JORDANNAH ELIZABETH | 12/13/2018, 3:48 p.m.
The identical twin sisters started out as collectors themselves, finding a way to purchase art by people of color on ...
Sharon and Karen Mackey, owners of the Mackey Twins Art Gallery

Sharon and Karen Mackey, the owners of the Mackey Twins Art Gallery in Mount Vernon, N.Y., understand that the purchasing of Black art by Black buyers—owning pieces of our own history—is an important cultural goal, and they are focused on driving the number of Black art collectors up.

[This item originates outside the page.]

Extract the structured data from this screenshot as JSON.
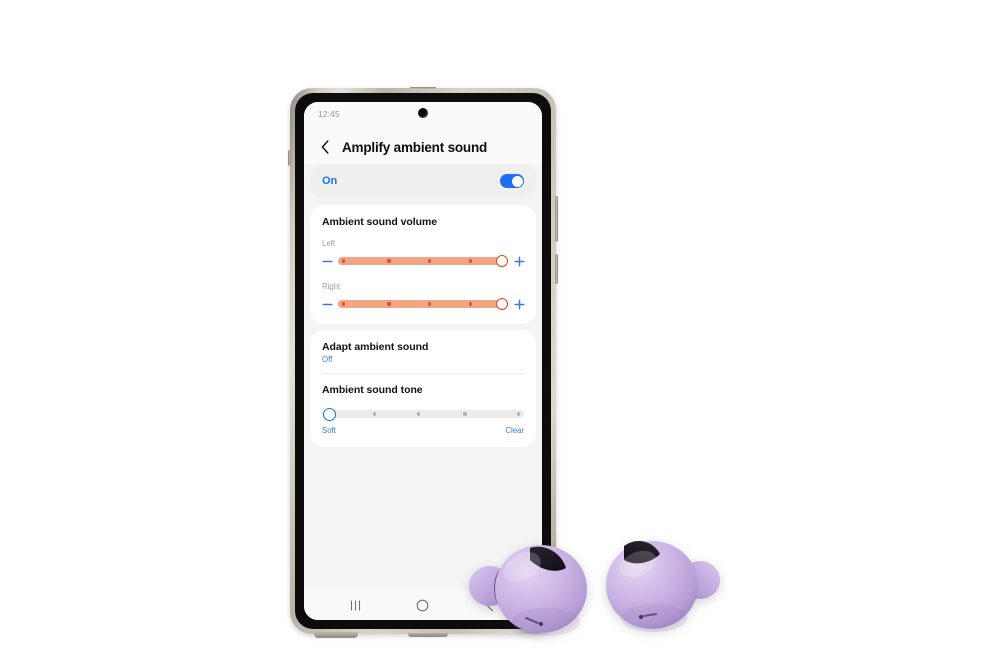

The identical twin sisters started out as collectors themselves, finding a way to purchase art by people of color on meager teacher salaries. As their collection grew, they decided to get organized and present Black fine art to their community, both i to motivate and expand the awareness of the large numbers and talent of Black artists, and to maintain a space where they can encourage others to invest in their own people’s work, culture and influence in the fine art world.

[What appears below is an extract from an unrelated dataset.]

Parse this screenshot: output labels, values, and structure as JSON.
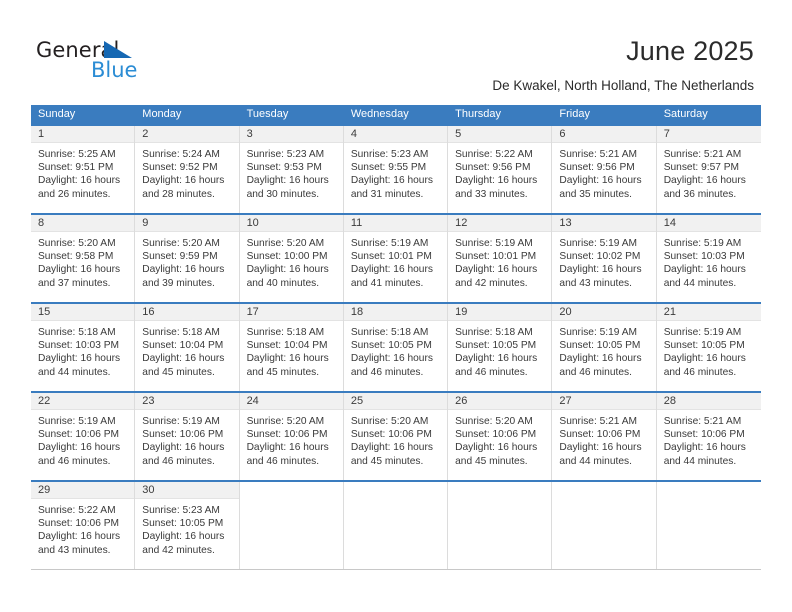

The sisters spoke about their vision and the success of their gallery, which usually displays at least 50 pieces of art on their walls at any given time.

AmNews: What inspired you both to collaborate on opening this gallery space together?

Sharon Mackey: We’re identical twins and we feel very similarly about our goals. Getting into the art industry was very much the same as how we are with everything. We are the perfect partnership. We know each other so well.

AmNews: What was the process of deciding where you wanted to be located, finding the space and choosing the theme of the gallery?

Karen Mackey: When we first started out, we were English teachers and we visited all the time. We had a commitment to the arts and want to buy [works of art], and years ago a teacher’s salary was pretty paltry. So, we certainly didn’t have the money to buy. But we still realized that in literature, the arts and culture, Blacks and people of color as a whole were not represented. We said, “We’ve got to do something about this, but how can we do something when we don’t have the money to start collecting art?”

And after a few years of visiting galleries and going to a lot of art shows, feeling it, wanting to purchase and wanting to be in it, we met a Black man who owned his own gallery, who would talk to us a lot, and he [finally] said, “Why don’t you go on a payment plan?” We started collecting that way. We went on a payment plan, and once we finished one, we’d buy another piece of art. He had such great art we ended up being on five and six payment plans at one time [laughs]. That resulted in us starting to [put on] art shows and they did well. As we continued we said, “We have to make this real.” We incorporated, got the name together, Mackey Twins Art Gallery Inc., and started to knuckle down and really do a solid job at representing artists and presenting fine art in a solid environment.

AmNews: Within the realm of Black art, there are diverse mediums. Did you decide you were only going to present contemporary artists, or activist-based works or illustrators, etc.? Or were you open to showing a lot of different kinds of art?